Most of these actions get taken and completed so quickly we are not aware of them. When your site is under load, there may be X number of users that the CF engine is processing requests for all at once, where X is most often represented by the top number from that graphic, ‘Maximum number of simultaneous Template Requests’. Too many concurrent requests can put an extra burden on down-stream subsystems, and cause threads to be ‘waiting’ for replies from, perhaps, an overloaded disk array, a SQL server that has poor indexing, or even local network bandwidth. How might you tune this number such that you don’t have these type of downstream issues?
First of all, lets enable some basic metrics so we can see how many threads are running, and how many threads are waiting for something to happen. There are many posts out there detailing how to enable metrics, so rather than rehash them I will just link to a few.

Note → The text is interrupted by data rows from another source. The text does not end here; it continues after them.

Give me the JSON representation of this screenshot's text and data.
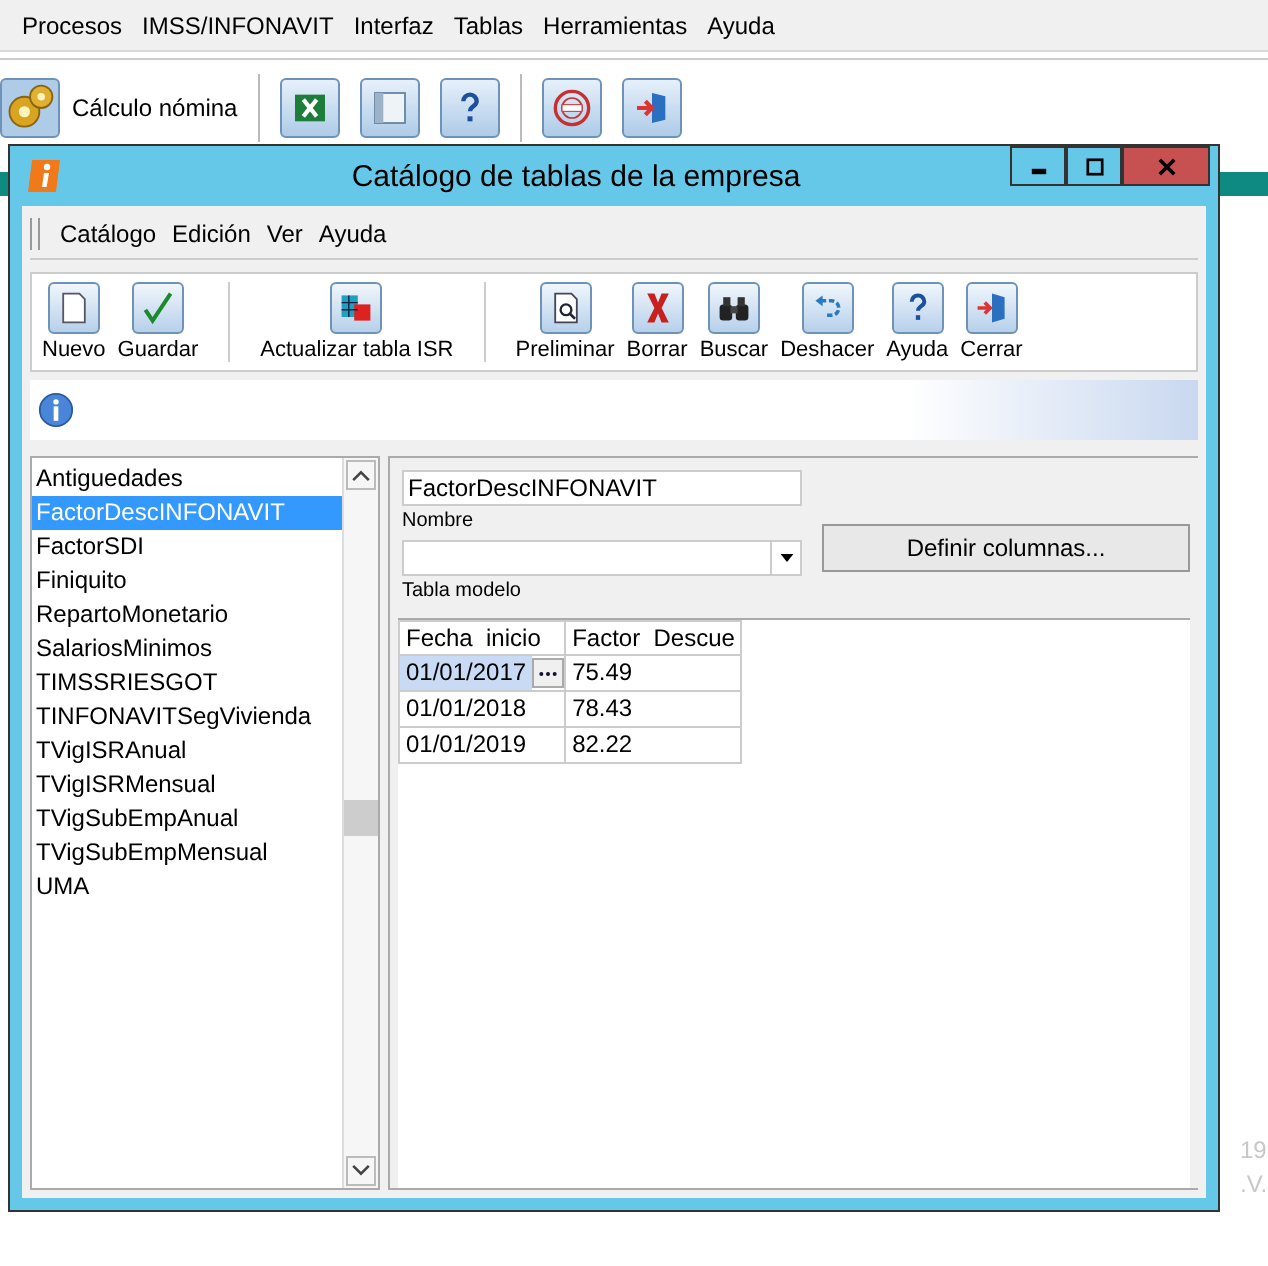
{
  "app_menu": [
    "Procesos",
    "IMSS/INFONAVIT",
    "Interfaz",
    "Tablas",
    "Herramientas",
    "Ayuda"
  ],
  "app_toolbar": {
    "main_button": "Cálculo nómina",
    "buttons": [
      {
        "kind": "excel"
      },
      {
        "kind": "window"
      },
      {
        "kind": "help"
      },
      {
        "kind": "stamp"
      },
      {
        "kind": "exit"
      }
    ]
  },
  "background_texts": [
    "19",
    ".V."
  ],
  "dialog": {
    "title": "Catálogo de tablas de la empresa",
    "menu": [
      "Catálogo",
      "Edición",
      "Ver",
      "Ayuda"
    ],
    "toolbar_groups": [
      [
        {
          "label": "Nuevo",
          "kind": "new"
        },
        {
          "label": "Guardar",
          "kind": "save"
        }
      ],
      [
        {
          "label": "Actualizar tabla ISR",
          "kind": "isr"
        }
      ],
      [
        {
          "label": "Preliminar",
          "kind": "preview"
        },
        {
          "label": "Borrar",
          "kind": "delete"
        },
        {
          "label": "Buscar",
          "kind": "find"
        },
        {
          "label": "Deshacer",
          "kind": "undo"
        },
        {
          "label": "Ayuda",
          "kind": "help"
        },
        {
          "label": "Cerrar",
          "kind": "exit"
        }
      ]
    ],
    "tables": [
      {
        "label": "Antiguedades",
        "selected": false
      },
      {
        "label": "FactorDescINFONAVIT",
        "selected": true
      },
      {
        "label": "FactorSDI",
        "selected": false
      },
      {
        "label": "Finiquito",
        "selected": false
      },
      {
        "label": "RepartoMonetario",
        "selected": false
      },
      {
        "label": "SalariosMinimos",
        "selected": false
      },
      {
        "label": "TIMSSRIESGOT",
        "selected": false
      },
      {
        "label": "TINFONAVITSegVivienda",
        "selected": false
      },
      {
        "label": "TVigISRAnual",
        "selected": false
      },
      {
        "label": "TVigISRMensual",
        "selected": false
      },
      {
        "label": "TVigSubEmpAnual",
        "selected": false
      },
      {
        "label": "TVigSubEmpMensual",
        "selected": false
      },
      {
        "label": "UMA",
        "selected": false
      }
    ],
    "name_field": {
      "value": "FactorDescINFONAVIT",
      "label": "Nombre"
    },
    "model_field": {
      "label": "Tabla modelo"
    },
    "define_button": "Definir columnas...",
    "grid": {
      "columns": [
        "Fecha  inicio",
        "Factor  Descue"
      ],
      "rows": [
        {
          "cells": [
            "01/01/2017",
            "75.49"
          ],
          "selected": true
        },
        {
          "cells": [
            "01/01/2018",
            "78.43"
          ],
          "selected": false
        },
        {
          "cells": [
            "01/01/2019",
            "82.22"
          ],
          "selected": false
        }
      ]
    }
  }
}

In the last post there, Mike outlines the different metrics that can be enabled to show you what your threads are doing. The idea here is that, we want our threads to quickly handle a request (show as busy briefly, then go back to idle quickly). If our threads are showing as ‘Busy’ for extended periods, and you start to see your ‘delayed’ thread count climb, you have requests that are waiting for your threads to free up so they can be processed. you may think ‘That’s OK, I can increase my concurrent thread count and life will be grand!’, but this can actually cause you increased difficulties by giving your server, or a downstream component, more than it can handle at once. You can often determine what should be done by observing your CF or SQL server.

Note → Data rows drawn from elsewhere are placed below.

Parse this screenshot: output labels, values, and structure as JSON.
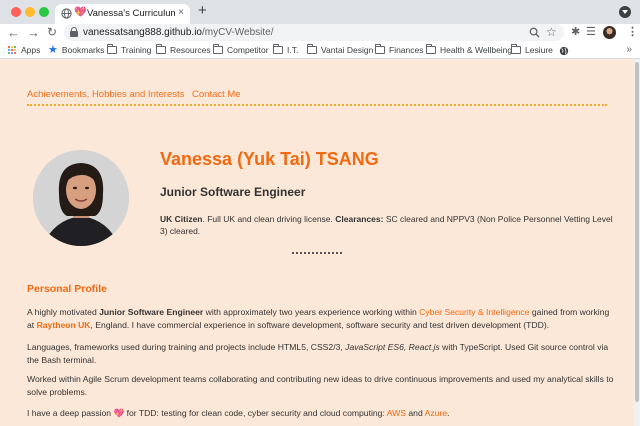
{
  "browser": {
    "tab_title": "Vanessa's Curriculum Vitae",
    "tab_close": "×",
    "new_tab": "+",
    "nav": {
      "back": "←",
      "forward": "→",
      "reload": "↻"
    },
    "url_host": "vanessatsang888.github.io",
    "url_path": "/myCV-Website/",
    "bookmarks_more": "»",
    "bookmarks": [
      {
        "label": "Apps",
        "icon": "apps-grid-icon"
      },
      {
        "label": "Bookmarks",
        "icon": "star-icon"
      },
      {
        "label": "Training",
        "icon": "folder-icon"
      },
      {
        "label": "Resources",
        "icon": "folder-icon"
      },
      {
        "label": "Competitor",
        "icon": "folder-icon"
      },
      {
        "label": "I.T.",
        "icon": "folder-icon"
      },
      {
        "label": "Vantai Design",
        "icon": "folder-icon"
      },
      {
        "label": "Finances",
        "icon": "folder-icon"
      },
      {
        "label": "Health & Wellbeing",
        "icon": "folder-icon"
      },
      {
        "label": "Lesiure",
        "icon": "folder-icon"
      }
    ]
  },
  "page": {
    "nav": [
      "Achievements, Hobbies and Interests",
      "Contact Me"
    ],
    "name": "Vanessa (Yuk Tai) TSANG",
    "role": "Junior Software Engineer",
    "clearance": {
      "citizen_label": "UK Citizen",
      "citizen_text": ". Full UK and clean driving license. ",
      "clearances_label": "Clearances:",
      "clearances_text": " SC cleared and NPPV3 (Non Police Personnel Vetting Level 3) cleared."
    },
    "profile": {
      "title": "Personal Profile",
      "p1": {
        "a": "A highly motivated ",
        "b": "Junior Software Engineer",
        "c": " with approximately two years experience working within ",
        "link": "Cyber Security & Intelligence",
        "d": " gained from working at ",
        "company": "Raytheon UK",
        "e": ", England. I have commercial experience in software development, software security and test driven development (TDD)."
      },
      "p2": {
        "a": "Languages, frameworks used during training and projects include HTML5, CSS2/3, ",
        "i": "JavaScript ES6, React.js",
        "b": " with TypeScript. Used Git source control via the Bash terminal."
      },
      "p3": "Worked within Agile Scrum development teams collaborating and contributing new ideas to drive continuous improvements and used my analytical skills to solve problems.",
      "p4": {
        "a": "I have a deep passion ",
        "heart": "💖",
        "b": " for TDD: testing for clean code, cyber security and cloud computing: ",
        "aws": "AWS",
        "and": " and ",
        "azure": "Azure",
        "end": "."
      }
    }
  },
  "colors": {
    "accent": "#f06a12",
    "background": "#fce8d8",
    "heart": "#e94cc4"
  }
}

On windows, take a peek at task manager, and go to the performance tab. Click on ‘View’, then choose ‘Show Kernel Times’. On Linux, you can get this information using ‘top’ or ‘vmstat’. The red kernel line is showing you how hard you lower level ‘system’ is working. Think of the CPU as ‘Application’ work happening (the green), and the Kernel times as ‘Operating System’ work, such as disk I/O, network I/O, and communication to other attached devices or subsystems. A high kernel time, paired with a less than full CPU time, can indicate that your threads are getting stuck waiting for some form of I/O or system call, rather than working on your application code. Lowering your concurrent threads, to decrease kernel usage downstream, can often increase overall application performance by keeping your application working, rather than waiting for other operations to finish.
I think the important takeaway here is, simply looking at the Coldfusion server alone will not give you the full picture as to what is impeding full and fast performance of your application. JVM metrics can help you determine if there is a downstream issue by showing you threads that are waiting or staying busy, and investigating the system statistics on your various subsystems can help you isolate the location of a bottleneck when it occurs, and at times the best thing you can do is to decrease concurrent threads to remove the load from your downstream subsystems. Your Coldfusion system will only ever run as fast as its slowest component, and finding the slow subsystem is often more than 1/2 the battle!